**Records provided**
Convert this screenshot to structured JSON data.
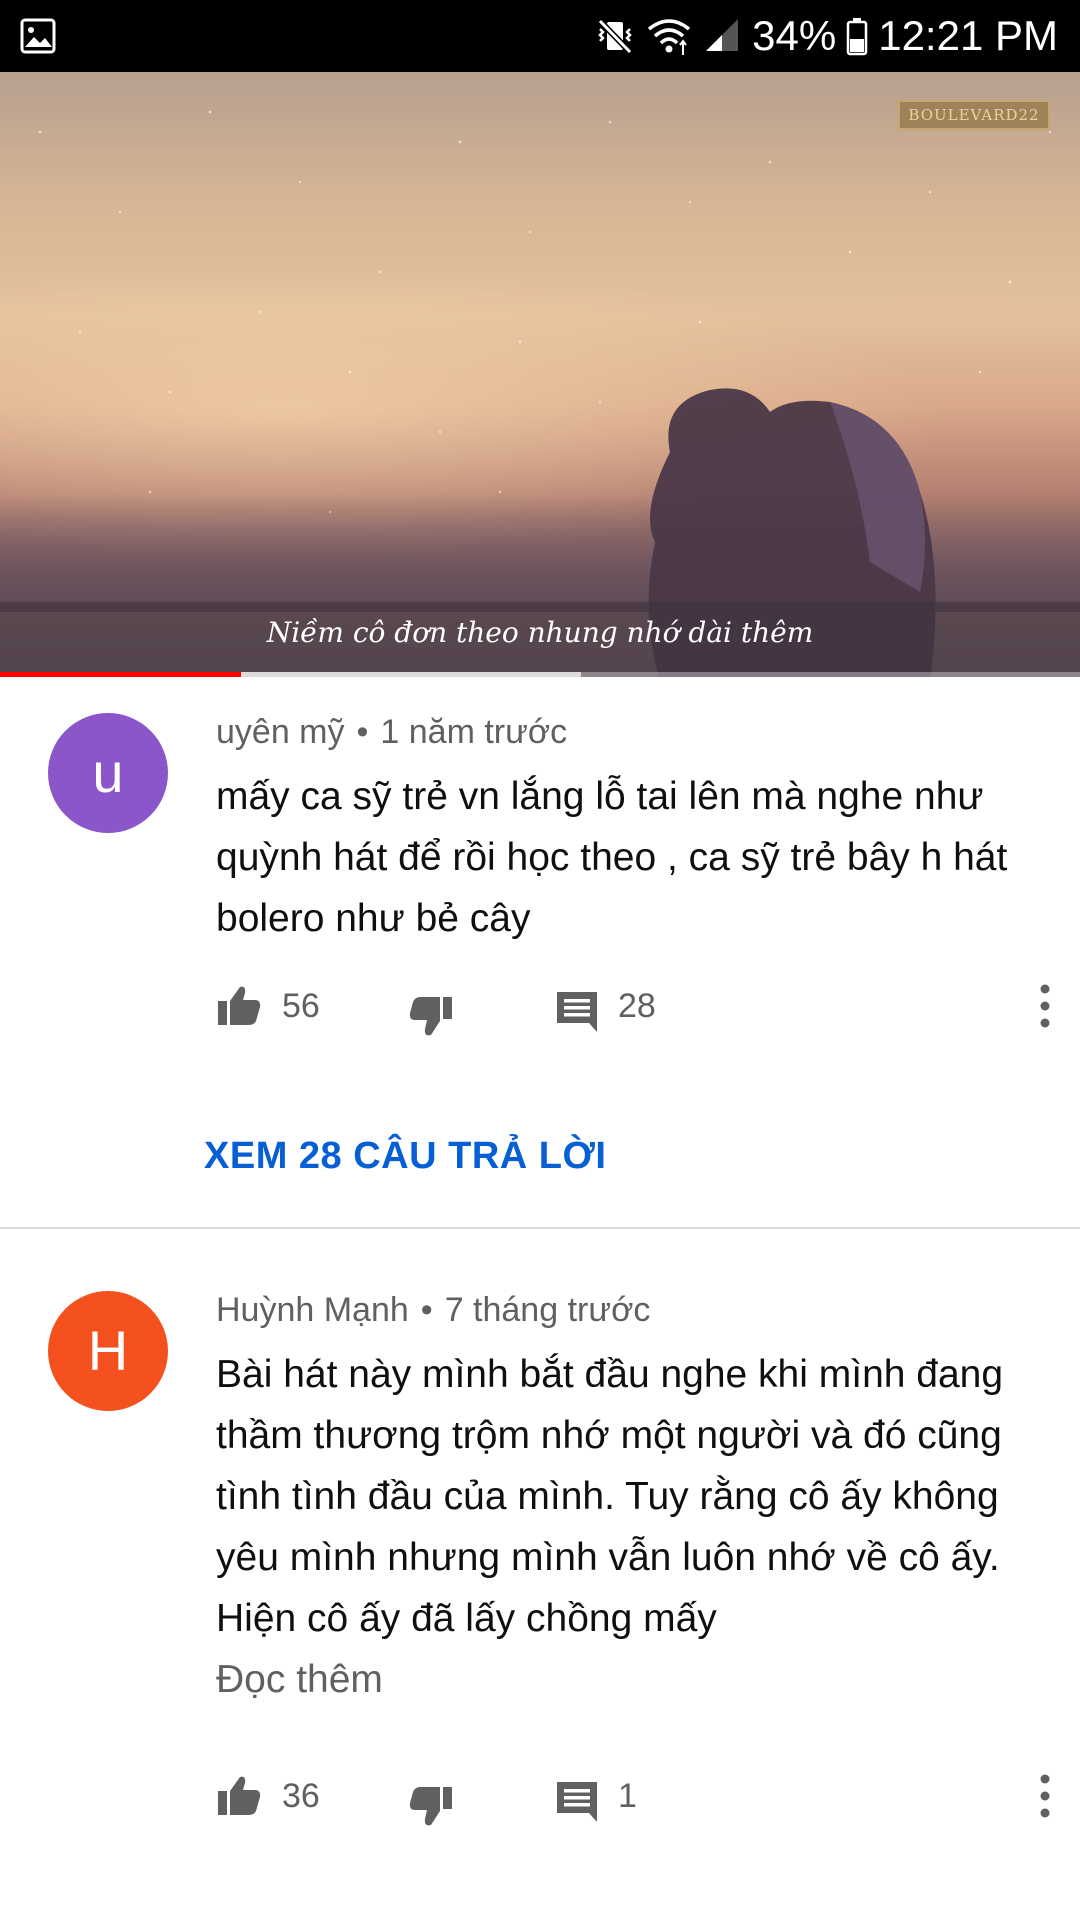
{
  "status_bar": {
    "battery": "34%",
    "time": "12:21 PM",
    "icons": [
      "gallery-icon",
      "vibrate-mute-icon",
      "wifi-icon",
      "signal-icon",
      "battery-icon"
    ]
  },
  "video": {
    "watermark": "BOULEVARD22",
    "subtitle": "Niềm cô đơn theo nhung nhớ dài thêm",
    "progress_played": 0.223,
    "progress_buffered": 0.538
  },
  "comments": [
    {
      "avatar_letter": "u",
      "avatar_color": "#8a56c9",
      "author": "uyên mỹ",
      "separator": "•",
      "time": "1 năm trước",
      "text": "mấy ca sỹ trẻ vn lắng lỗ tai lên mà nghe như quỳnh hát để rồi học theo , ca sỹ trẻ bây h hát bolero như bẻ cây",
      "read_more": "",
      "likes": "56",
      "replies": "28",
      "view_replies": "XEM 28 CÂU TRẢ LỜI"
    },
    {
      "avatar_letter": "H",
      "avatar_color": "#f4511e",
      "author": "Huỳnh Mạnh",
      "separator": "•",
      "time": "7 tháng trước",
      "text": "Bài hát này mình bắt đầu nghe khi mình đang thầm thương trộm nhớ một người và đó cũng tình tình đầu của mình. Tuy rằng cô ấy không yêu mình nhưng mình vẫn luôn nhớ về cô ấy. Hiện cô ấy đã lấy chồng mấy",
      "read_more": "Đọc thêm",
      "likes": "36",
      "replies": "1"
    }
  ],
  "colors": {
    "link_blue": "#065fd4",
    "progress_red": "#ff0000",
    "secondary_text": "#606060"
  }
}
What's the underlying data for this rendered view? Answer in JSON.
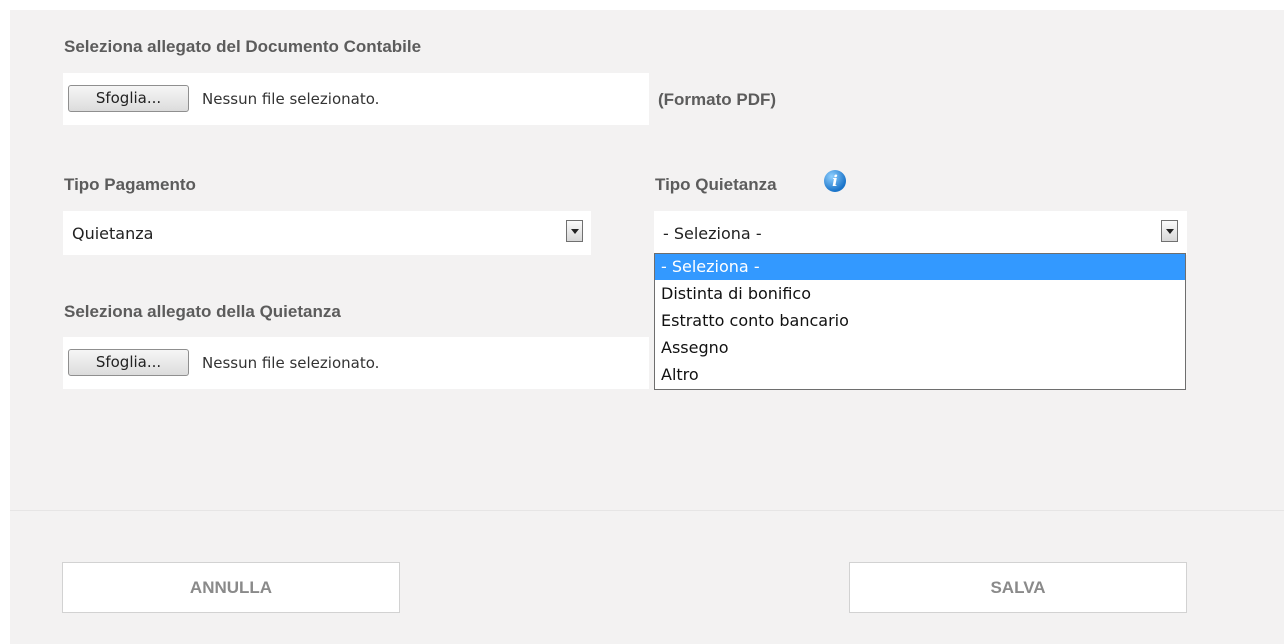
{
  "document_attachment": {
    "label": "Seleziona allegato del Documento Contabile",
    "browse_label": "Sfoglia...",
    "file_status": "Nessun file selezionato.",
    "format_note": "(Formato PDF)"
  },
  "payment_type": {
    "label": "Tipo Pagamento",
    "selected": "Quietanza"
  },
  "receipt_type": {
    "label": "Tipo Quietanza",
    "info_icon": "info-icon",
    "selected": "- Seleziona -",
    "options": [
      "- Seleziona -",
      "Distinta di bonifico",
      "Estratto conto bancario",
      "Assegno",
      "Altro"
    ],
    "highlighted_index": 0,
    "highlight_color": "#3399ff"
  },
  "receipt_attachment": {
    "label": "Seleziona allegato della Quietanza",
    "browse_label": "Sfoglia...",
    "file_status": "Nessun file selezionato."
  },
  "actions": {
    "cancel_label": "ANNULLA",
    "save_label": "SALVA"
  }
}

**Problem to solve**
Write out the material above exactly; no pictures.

**Exercise response**
Convert this screenshot to structured JSON data.
{
  "status_bar": {
    "battery": "34%",
    "time": "12:21 PM",
    "icons": [
      "gallery-icon",
      "vibrate-mute-icon",
      "wifi-icon",
      "signal-icon",
      "battery-icon"
    ]
  },
  "video": {
    "watermark": "BOULEVARD22",
    "subtitle": "Niềm cô đơn theo nhung nhớ dài thêm",
    "progress_played": 0.223,
    "progress_buffered": 0.538
  },
  "comments": [
    {
      "avatar_letter": "u",
      "avatar_color": "#8a56c9",
      "author": "uyên mỹ",
      "separator": "•",
      "time": "1 năm trước",
      "text": "mấy ca sỹ trẻ vn lắng lỗ tai lên mà nghe như quỳnh hát để rồi học theo , ca sỹ trẻ bây h hát bolero như bẻ cây",
      "read_more": "",
      "likes": "56",
      "replies": "28",
      "view_replies": "XEM 28 CÂU TRẢ LỜI"
    },
    {
      "avatar_letter": "H",
      "avatar_color": "#f4511e",
      "author": "Huỳnh Mạnh",
      "separator": "•",
      "time": "7 tháng trước",
      "text": "Bài hát này mình bắt đầu nghe khi mình đang thầm thương trộm nhớ một người và đó cũng tình tình đầu của mình. Tuy rằng cô ấy không yêu mình nhưng mình vẫn luôn nhớ về cô ấy. Hiện cô ấy đã lấy chồng mấy",
      "read_more": "Đọc thêm",
      "likes": "36",
      "replies": "1"
    }
  ],
  "colors": {
    "link_blue": "#065fd4",
    "progress_red": "#ff0000",
    "secondary_text": "#606060"
  }
}
What's the underlying data for this rendered view? Answer in JSON.
{
  "document_attachment": {
    "label": "Seleziona allegato del Documento Contabile",
    "browse_label": "Sfoglia...",
    "file_status": "Nessun file selezionato.",
    "format_note": "(Formato PDF)"
  },
  "payment_type": {
    "label": "Tipo Pagamento",
    "selected": "Quietanza"
  },
  "receipt_type": {
    "label": "Tipo Quietanza",
    "info_icon": "info-icon",
    "selected": "- Seleziona -",
    "options": [
      "- Seleziona -",
      "Distinta di bonifico",
      "Estratto conto bancario",
      "Assegno",
      "Altro"
    ],
    "highlighted_index": 0,
    "highlight_color": "#3399ff"
  },
  "receipt_attachment": {
    "label": "Seleziona allegato della Quietanza",
    "browse_label": "Sfoglia...",
    "file_status": "Nessun file selezionato."
  },
  "actions": {
    "cancel_label": "ANNULLA",
    "save_label": "SALVA"
  }
}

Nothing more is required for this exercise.